      Too bad there’s no stats on consumption rates now and then in Nunavik, I’d be willing to bet things have improved in my once-dry community since alcohol sales were allowed, and that my generation consumes less alcohol than my parents’ generation. I think that’s the case because it’s being regulated and controlled, and is less attached to the criminal lifestyle of bootlegging and being ‘cool’. I doubt those who thought it was cool to sneak drinks underage and know criminals now think it’s just as appealing to stand in line at the co-op, or be a cashier at a store instead of a bootlegger.
      .
      If we pretend prohibition is the future rather than the past, we just push every bit of progress that comes with regulating alcohol consumption out the window so we can pretend ignoring things is the answer once again. People who have problems with alcohol will feel like criminals again and be afraid to talk about their issues and get treatment.
      .
      If you think prohibition is the answer to alcohol problems and crime, clearly you have never been to ‘dry communities’ in the high arctic where there is more crime related to alcohol and less support to beat alcoholism, and small bottles of booze or beer go for hundreds of dollars straight into the pockets of criminal bootleggers.
      .
      Prohibition creates crime, it doesn’t solve it.

    • Posted by Erica on

      Idiot! Police shouldn’t be bringing intoxicated people to the jail to sober up! Bring them to the hospital so they can have health care take care of them! He was unconscious cause he was so drunk, they could of brought him to the hospital! In Montreal, when a person is way too intoxicated and passed out they bring that person to the hospital! Not in fucking jail and have nobody to take care of that person! Pissed off at KRPF they’re not professionals!

      • Posted by David on

        That isn’t true.

        Police in Montreal do not take drunks to the hospital to sober up, nor does any city or province. There are taken to the “Drunk Tank”.

        There are no holding cells in hospitals which means police must wait with the person in custody, which is an absolute waste of resources.

        • Posted by Erica on

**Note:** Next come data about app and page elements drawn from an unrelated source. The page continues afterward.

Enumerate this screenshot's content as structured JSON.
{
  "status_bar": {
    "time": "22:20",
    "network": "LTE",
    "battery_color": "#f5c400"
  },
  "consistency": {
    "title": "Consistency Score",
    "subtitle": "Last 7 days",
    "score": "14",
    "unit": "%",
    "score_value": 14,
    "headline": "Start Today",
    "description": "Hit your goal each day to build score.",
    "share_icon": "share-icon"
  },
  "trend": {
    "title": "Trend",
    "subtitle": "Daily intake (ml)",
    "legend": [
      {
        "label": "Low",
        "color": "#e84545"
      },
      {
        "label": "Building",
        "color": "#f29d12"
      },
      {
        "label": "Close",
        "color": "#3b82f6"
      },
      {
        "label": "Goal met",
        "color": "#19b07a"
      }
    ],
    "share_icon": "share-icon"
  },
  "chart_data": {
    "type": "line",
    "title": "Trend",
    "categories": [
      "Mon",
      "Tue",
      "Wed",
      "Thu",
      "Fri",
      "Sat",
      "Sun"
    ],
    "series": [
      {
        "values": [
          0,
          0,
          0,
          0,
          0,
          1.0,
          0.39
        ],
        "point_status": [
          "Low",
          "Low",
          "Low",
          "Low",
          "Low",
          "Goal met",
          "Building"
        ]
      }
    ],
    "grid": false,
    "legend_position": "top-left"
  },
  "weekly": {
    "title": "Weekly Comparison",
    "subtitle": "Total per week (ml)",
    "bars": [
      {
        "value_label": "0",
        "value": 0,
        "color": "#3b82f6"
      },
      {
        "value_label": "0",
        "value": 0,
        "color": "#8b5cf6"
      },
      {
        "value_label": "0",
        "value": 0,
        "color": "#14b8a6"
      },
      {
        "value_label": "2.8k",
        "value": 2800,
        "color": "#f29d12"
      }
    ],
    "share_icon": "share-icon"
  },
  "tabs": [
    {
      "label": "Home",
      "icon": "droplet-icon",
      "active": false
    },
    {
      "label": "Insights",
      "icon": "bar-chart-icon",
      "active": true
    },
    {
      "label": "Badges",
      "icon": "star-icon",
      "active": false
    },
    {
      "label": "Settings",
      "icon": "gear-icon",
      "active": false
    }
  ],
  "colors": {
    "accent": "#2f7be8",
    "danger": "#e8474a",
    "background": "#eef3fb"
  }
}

          Ok David, i am talking from what i know, i wouldn’t write a random comment just for the fun of it! Yes, in Montreal an intoxicated person was so intoxicated she had passed out at the airport and she couldn’t wake up, she was brought to the hospital to be taken care of by a health care and NO there was no police escorting her, she was given IV and she is still living today, she probably would of “ died from alcohol poisoning “ if she wasn’t brought to the hospital. Which in this case, that is similar, he had “passed out” in the police car and “couldn’t wake up” as they say and they brought him to jail. Idiot!

          • Posted by Agree with that , with a but on

            Yes, I agree intoxicated person could require medical attention, but let’s look at Nunavik closely for a moment with the alcohol situation of drunks. It’s actually dangerous to be even outside somewhere in Nunavik and not be drunk , but be having a medical problem ! Like fainting, or stroke , heart attack for example. Whereby these conditions can be systematically similar to intoxication! The patients could be left to died, assuming it’s just another drunk. But after saying that, let’s see where the common drunk it making it difficult for the whole population. The assumption of drunkenness and just that without medical problems is so common, it’s fooling even the police and other professionals, in a cry wolf situation! Like we see so much of it that we ignore when a real medical emergency do come about. People have to be more responsible, plus yes police need more training. But it’s also the society that is abusing alcohol too. Two way street. Humans get use to what’s common! And unfortunately make assumptions.

  2. Posted by Why even question? on

    If things happened to every other person the way it did for this youngster, there would be a death every single day. All the injuries, accidents, homicides, suicides and the despair is part of what police are expected to take care of day in and day out.

    Time to drink responsibly or not at all.

Join the Conversation

Your email address will not be published. Required fields are marked *

*